SEO, or Search Engine Optimisation, is a set of methodologies and tactics that, when integrated within a Digital Marketing strategy, aim at improving the digital presence or the visibility potential of a site in search engines’ organic results (such as Google or Bing).
From a simplistic point of view, a search engine relies on two main pillars for classifying websites: Relevancy and Reputation. While Relevancy is what we control in a more direct way — after all is what we include or write on a website or blog —, Reputation has an indirect characteristic and is a bit more difficult to control. Reputation considers how we are seen by everyone that interacts with our website, brand or service. It would be extremely easy if search engines only relied on these two factors to rank websites in search. Nevertheless, due to manipulation attempts, search engines consider a much wider range of factors. For example, Google considers more than 200 algorithmic factors.
As mentioned earlier and in a broad way, search engines rely on relevancy and reputation for ranking a website. However, for this to happen, robots need to complete some steps that precede the classification (or ranking) of results:
- Crawling: It’s the process where crawlers (or bots, which are actually pieces of software) request documents referenced on the web. These documents are usually referenced from pages that crawlers previously knew about;
- Parsing: Happens immediately after crawling. Content is processed and links are collected for subsequent crawls–Rendering closely follows parsing, but can be delayed sometimes, since tends to be resource intensive;
- Indexing: It’s the process where requested documents are analysed and indexed for later preparation for serving and ranking. Basically, Google creates a copy of the crawled documents and saves a copy in a “database”;
- Retrieval: It’s a process that immediately precedes the serving and ranking of a document. If Google were a giant library, retrieval would be the reasoning and interpretation of your request after you ask for a book or subject;
- Ranking and Serving: It’s the part visible to users, it usually materializes itself in the form of a SERP (Search Engine Results Page).
How SEO Works
SEO is not something only technical, or that you simply implement in the HTML code of your site. SEO is strongly influenced by Information Architecture, Usability and Web Accessibility. Besides improving your website in search results, SEO also aims to improve the experience for users that will eventually land on it.
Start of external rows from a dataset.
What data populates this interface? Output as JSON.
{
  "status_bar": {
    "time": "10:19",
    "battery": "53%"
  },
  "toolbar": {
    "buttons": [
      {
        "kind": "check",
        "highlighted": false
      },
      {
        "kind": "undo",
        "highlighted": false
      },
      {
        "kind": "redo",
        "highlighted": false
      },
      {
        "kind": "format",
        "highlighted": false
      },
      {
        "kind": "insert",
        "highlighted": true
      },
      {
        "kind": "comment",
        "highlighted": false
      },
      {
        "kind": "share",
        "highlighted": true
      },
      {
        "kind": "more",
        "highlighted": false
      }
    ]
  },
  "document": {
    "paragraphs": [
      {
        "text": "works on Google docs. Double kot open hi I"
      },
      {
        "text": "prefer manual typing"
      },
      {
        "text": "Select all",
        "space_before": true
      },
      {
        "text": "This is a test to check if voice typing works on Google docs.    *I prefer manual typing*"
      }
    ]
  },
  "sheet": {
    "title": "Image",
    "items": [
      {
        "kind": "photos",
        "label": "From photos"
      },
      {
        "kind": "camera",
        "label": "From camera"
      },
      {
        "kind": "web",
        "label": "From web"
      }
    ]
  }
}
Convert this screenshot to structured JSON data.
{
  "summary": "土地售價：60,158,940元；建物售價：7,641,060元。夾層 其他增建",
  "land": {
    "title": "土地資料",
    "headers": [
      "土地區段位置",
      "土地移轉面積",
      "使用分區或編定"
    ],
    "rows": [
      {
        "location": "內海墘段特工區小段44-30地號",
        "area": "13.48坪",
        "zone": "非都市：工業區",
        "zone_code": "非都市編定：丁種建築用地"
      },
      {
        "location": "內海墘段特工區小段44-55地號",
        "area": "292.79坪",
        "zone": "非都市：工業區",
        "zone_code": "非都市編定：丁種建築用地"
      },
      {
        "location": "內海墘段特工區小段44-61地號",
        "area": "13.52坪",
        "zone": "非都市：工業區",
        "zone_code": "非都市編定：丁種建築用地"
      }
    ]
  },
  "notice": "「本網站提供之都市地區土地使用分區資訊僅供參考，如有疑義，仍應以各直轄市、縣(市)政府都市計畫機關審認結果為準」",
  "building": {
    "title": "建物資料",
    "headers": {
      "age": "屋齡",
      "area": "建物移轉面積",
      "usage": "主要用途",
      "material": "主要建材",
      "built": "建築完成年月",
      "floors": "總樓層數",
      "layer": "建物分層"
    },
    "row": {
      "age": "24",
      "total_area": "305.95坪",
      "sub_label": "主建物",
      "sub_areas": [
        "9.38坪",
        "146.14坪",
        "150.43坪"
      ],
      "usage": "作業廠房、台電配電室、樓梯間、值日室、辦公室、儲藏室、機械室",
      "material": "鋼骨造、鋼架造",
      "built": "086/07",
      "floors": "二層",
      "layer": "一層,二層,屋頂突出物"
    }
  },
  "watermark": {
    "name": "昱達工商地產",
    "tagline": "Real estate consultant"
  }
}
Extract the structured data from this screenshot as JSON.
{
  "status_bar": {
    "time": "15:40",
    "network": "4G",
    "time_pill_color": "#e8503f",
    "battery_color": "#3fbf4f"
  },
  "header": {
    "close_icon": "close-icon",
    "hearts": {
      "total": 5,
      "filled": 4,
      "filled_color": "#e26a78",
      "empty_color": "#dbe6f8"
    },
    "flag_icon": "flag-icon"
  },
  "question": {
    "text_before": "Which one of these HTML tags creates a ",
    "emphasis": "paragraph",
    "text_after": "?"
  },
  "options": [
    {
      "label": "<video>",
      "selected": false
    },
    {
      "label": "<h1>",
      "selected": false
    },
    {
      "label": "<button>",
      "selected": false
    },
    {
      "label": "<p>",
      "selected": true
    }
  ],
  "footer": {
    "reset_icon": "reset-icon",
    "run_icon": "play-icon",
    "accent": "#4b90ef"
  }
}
SEO divides itself in two big scenarios of operation: Technical SEO, strongly connected to an Audit workflow, and Strategic SEO, only available under a Consulting work model. While the former encompasses the set of tactics needed to achieve improved organic performance, the latter links SEO with areas like Product innovation and Marketing strategy. Going into SEO only by the technical side is often a limited approach and, in most cases, leaves value on the table. When we approach SEO on a purely technical side, we tend to miss the big picture, and analyze only the technical and tactical aspects. This is not the best way to deal with quality issues, and it definitely doesn’t address many of the common visibility problems of a website.
Technical SEO is the set of tactics and technical improvements that can be made on a website, so as to make it become more relevant and accessible to search engines. Now that we understand, in a generic way, the steps that search engines rely on, we map out some of the basic points of approach in technical SEO:
- Crawling and server responses
- Website architecture and URL structure
- Keyword research and topicality
- Page layout structure and accessible content
- Internal linking
- Content optimisation
- Meta data and structured data (Mobile, AMP, PWA, Video, etc.)
- Alternate formats and engines
- Links, dissemination and amplification
- Conversion Optimisation
The vast majority of SEO professionals do not consider the strategic side of SEO within Digital Marketing. In general, SEO professionals only use, in a limited way, a more technical and immediate scope.
An SEO strategy emerges from a SWOT analysis. Thus, the competitive differential is explored in order to give rise to a logical approach and with real growth potential of the online business. Don’t confuse strategy with goals or tactics. A solid strategy is born by answering questions, such as:
- Where do we compete?
- What unique value proposition are we bringing to the market?
- What resources/skills do we use to deliver this value?
- How do we sustain our ability to deliver this unique value?
The strategic SEO plan is drawn from each of the answers to these questions. It is essential to have knowledge of what we do and what we are online, but essentially and also, of what we don’t do and what we aren’t.
Do you need SEO?
SEO is an area that horizontally pervades the digital presence of any online business. It’s important to think about it at any stage of a business. If you’re just starting, you can do it in steps, you don’t have to take on a big SEO project. If you already have a stable business, do not forget the competitive advantage, and make the most of your digital marketing efforts. Avoid wasting resources and time going blind in your digital presence, or even following bad advice.
Where to begin in SEO?
There are plenty of free resources online that will help you on a first stage. If you don’t feel comfortable on the decisions you need to make, I recommend you consider hiring a professional. The decision about what kind of professional you need depends on the size of your business. But be careful during the prospecting and selection process. Unfortunately, there are many self-proclaimed experts that embark on pursuing myths, putting your website at risk of a search engine penalty.